- _ASSIGNMENT_
Scan the lines below for the string "this". Reply with how many match, and no other words.

----

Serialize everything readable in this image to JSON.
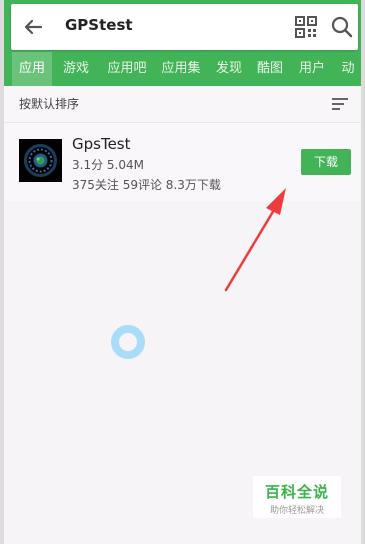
{
  "search": {
    "query": "GPStest"
  },
  "tabs": [
    {
      "label": "应用",
      "active": true
    },
    {
      "label": "游戏"
    },
    {
      "label": "应用吧"
    },
    {
      "label": "应用集"
    },
    {
      "label": "发现"
    },
    {
      "label": "酷图"
    },
    {
      "label": "用户"
    },
    {
      "label": "动"
    }
  ],
  "sort": {
    "label": "按默认排序"
  },
  "app": {
    "name": "GpsTest",
    "meta": "3.1分  5.04M",
    "stats": "375关注  59评论  8.3万下载",
    "download_label": "下载"
  },
  "watermark": {
    "title": "百科全说",
    "subtitle": "助你轻松解决"
  },
  "colors": {
    "brand_green": "#42b357",
    "arrow_red": "#ee3b3b"
  },
  "icons": [
    "back-arrow-icon",
    "qr-code-icon",
    "search-icon",
    "sort-icon",
    "app-icon",
    "loading-icon"
  ]
}
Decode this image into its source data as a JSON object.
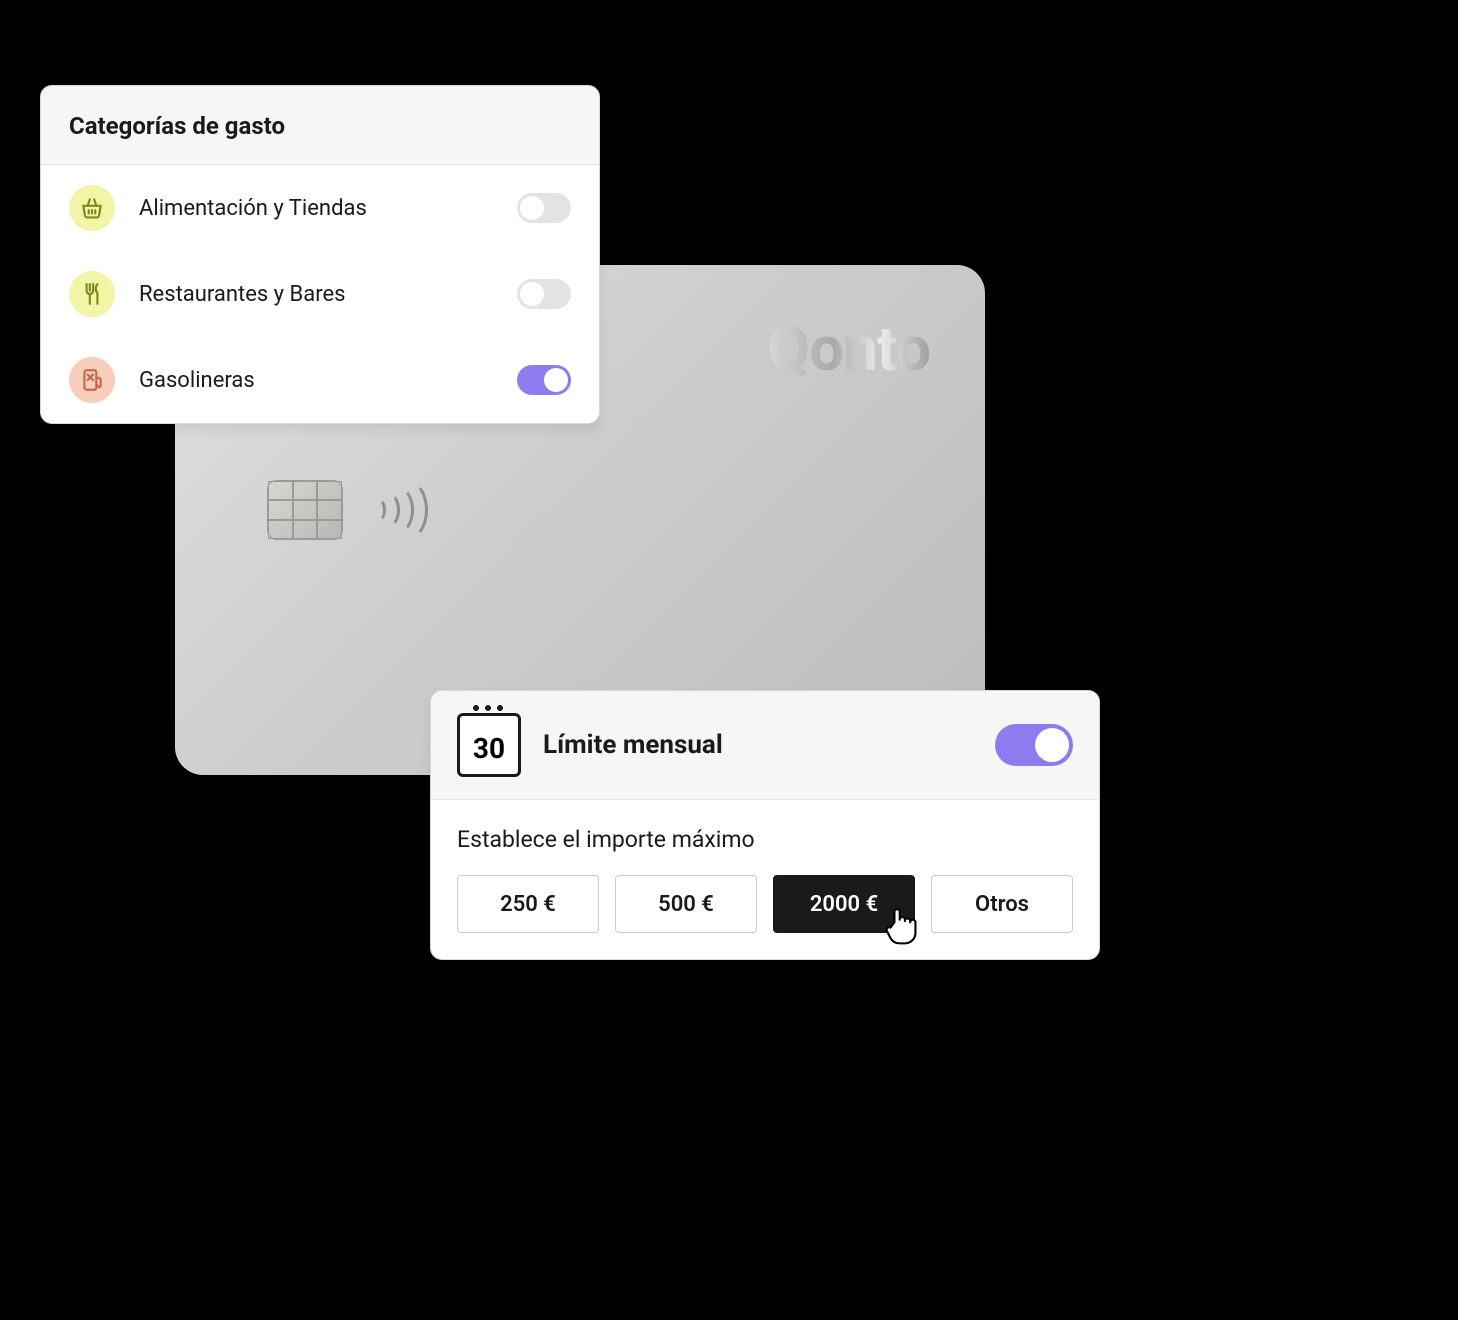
{
  "brand": "Qonto",
  "categories": {
    "title": "Categorías de gasto",
    "items": [
      {
        "icon": "basket",
        "icon_name": "basket-icon",
        "bg": "#f2f4a6",
        "stroke": "#7b8c1a",
        "label": "Alimentación y Tiendas",
        "on": false
      },
      {
        "icon": "fork",
        "icon_name": "fork-knife-icon",
        "bg": "#f2f4a6",
        "stroke": "#7b8c1a",
        "label": "Restaurantes y Bares",
        "on": false
      },
      {
        "icon": "fuel",
        "icon_name": "fuel-icon",
        "bg": "#f7cdbb",
        "stroke": "#c46a4d",
        "label": "Gasolineras",
        "on": true
      }
    ]
  },
  "limit": {
    "calendar_day": "30",
    "title": "Límite mensual",
    "enabled": true,
    "instruction": "Establece el importe máximo",
    "options": [
      {
        "label": "250 €",
        "selected": false
      },
      {
        "label": "500 €",
        "selected": false
      },
      {
        "label": "2000 €",
        "selected": true
      },
      {
        "label": "Otros",
        "selected": false
      }
    ]
  },
  "colors": {
    "accent": "#8c7cf0",
    "text": "#1a1a1a"
  }
}
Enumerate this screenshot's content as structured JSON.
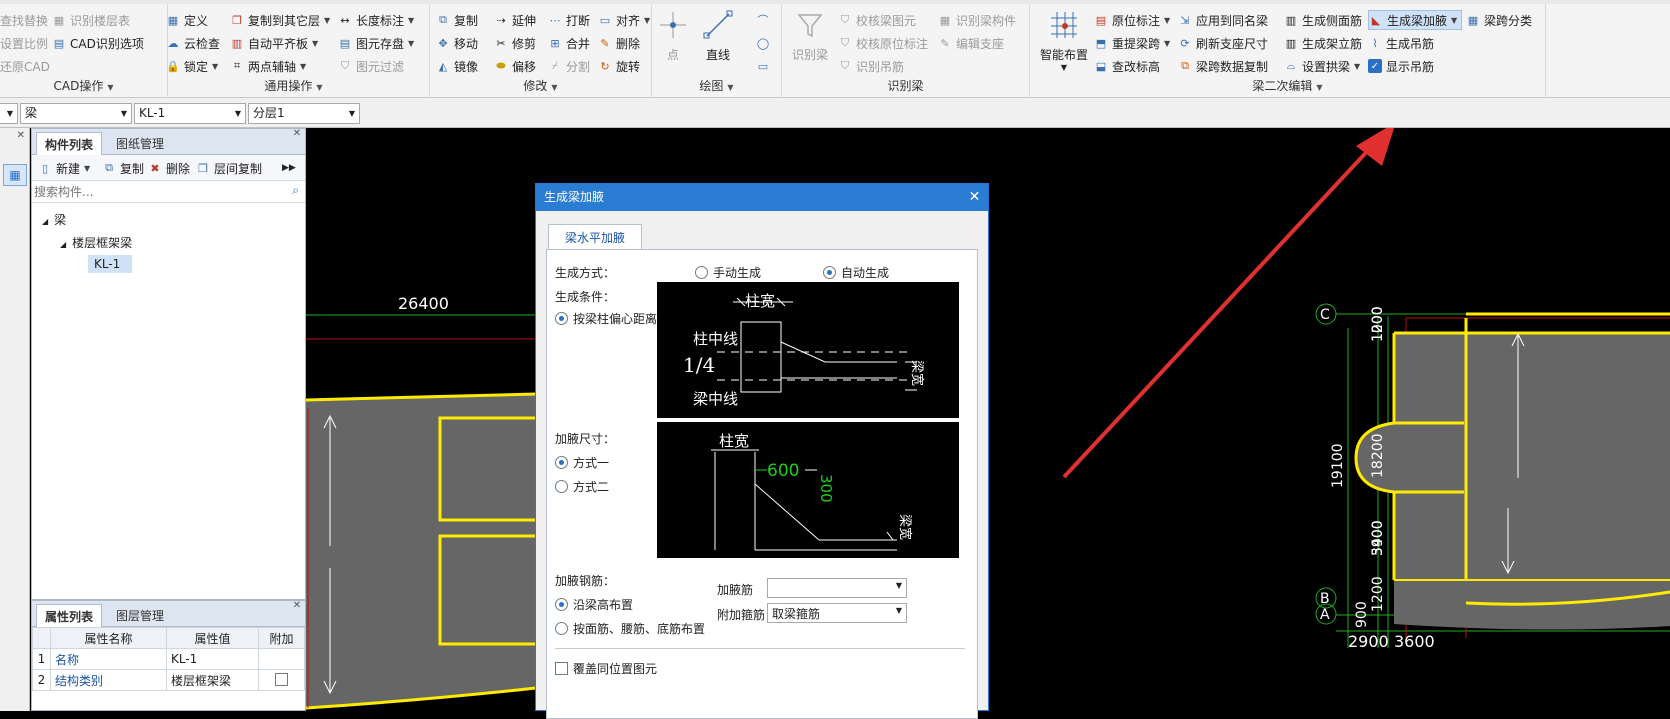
{
  "ribbon": {
    "cad": {
      "title": "CAD操作",
      "items": [
        "查找替换",
        "识别楼层表",
        "设置比例",
        "CAD识别选项",
        "还原CAD"
      ]
    },
    "general": {
      "title": "通用操作",
      "items": [
        "定义",
        "复制到其它层",
        "长度标注",
        "云检查",
        "自动平齐板",
        "图元存盘",
        "锁定",
        "两点辅轴",
        "图元过滤"
      ]
    },
    "modify": {
      "title": "修改",
      "items": [
        "复制",
        "延伸",
        "打断",
        "对齐",
        "移动",
        "修剪",
        "合并",
        "删除",
        "镜像",
        "偏移",
        "分割",
        "旋转"
      ]
    },
    "draw": {
      "title": "绘图",
      "items": [
        "点",
        "直线"
      ]
    },
    "recognize": {
      "title": "识别梁",
      "items": [
        "识别梁",
        "校核梁图元",
        "识别梁构件",
        "校核原位标注",
        "编辑支座",
        "识别吊筋"
      ]
    },
    "beam2": {
      "title": "梁二次编辑",
      "items": [
        "智能布置",
        "原位标注",
        "应用到同名梁",
        "生成侧面筋",
        "生成梁加腋",
        "梁跨分类",
        "重提梁跨",
        "刷新支座尺寸",
        "生成架立筋",
        "生成吊筋",
        "查改标高",
        "梁跨数据复制",
        "设置拱梁",
        "显示吊筋"
      ]
    }
  },
  "toolbar2": {
    "type_value": "梁",
    "name_value": "KL-1",
    "layer_value": "分层1"
  },
  "component_panel": {
    "tabs": [
      "构件列表",
      "图纸管理"
    ],
    "toolbar": [
      "新建",
      "复制",
      "删除",
      "层间复制"
    ],
    "search_placeholder": "搜索构件...",
    "tree": [
      "梁",
      "楼层框架梁",
      "KL-1"
    ]
  },
  "property_panel": {
    "tabs": [
      "属性列表",
      "图层管理"
    ],
    "headers": [
      "属性名称",
      "属性值",
      "附加"
    ],
    "rows": [
      {
        "num": "1",
        "name": "名称",
        "value": "KL-1"
      },
      {
        "num": "2",
        "name": "结构类别",
        "value": "楼层框架梁"
      }
    ]
  },
  "canvas": {
    "dims_left": [
      "26400",
      "26400"
    ],
    "axis_labels": [
      "C",
      "B",
      "A"
    ],
    "dims_right_v": [
      "1200",
      "1000",
      "19100",
      "18200",
      "5900",
      "3400",
      "1200",
      "900"
    ],
    "dims_right_h": [
      "2900",
      "3600"
    ]
  },
  "dialog": {
    "title": "生成梁加腋",
    "tab": "梁水平加腋",
    "gen_method_label": "生成方式：",
    "manual": "手动生成",
    "auto": "自动生成",
    "condition_label": "生成条件：",
    "condition_opt": "按梁柱偏心距离",
    "size_label": "加腋尺寸：",
    "size_opt1": "方式一",
    "size_opt2": "方式二",
    "rebar_label": "加腋钢筋：",
    "rebar_opt1": "沿梁高布置",
    "rebar_opt2": "按面筋、腰筋、底筋布置",
    "haunch_rebar_label": "加腋筋",
    "haunch_rebar_value": "",
    "stirrup_label": "附加箍筋",
    "stirrup_value": "取梁箍筋",
    "overwrite_label": "覆盖同位置图元",
    "diagram1": {
      "col_width": "柱宽",
      "col_center": "柱中线",
      "ratio": "1/4",
      "beam_center": "梁中线",
      "beam_width": "梁宽"
    },
    "diagram2": {
      "col_width": "柱宽",
      "len": "600",
      "width": "300",
      "beam_width": "梁宽"
    }
  },
  "colors": {
    "accent": "#2b7cd3",
    "beam_yellow": "#ffea00",
    "red_line": "#e03030"
  }
}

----

- _RESPONSE AREA_
3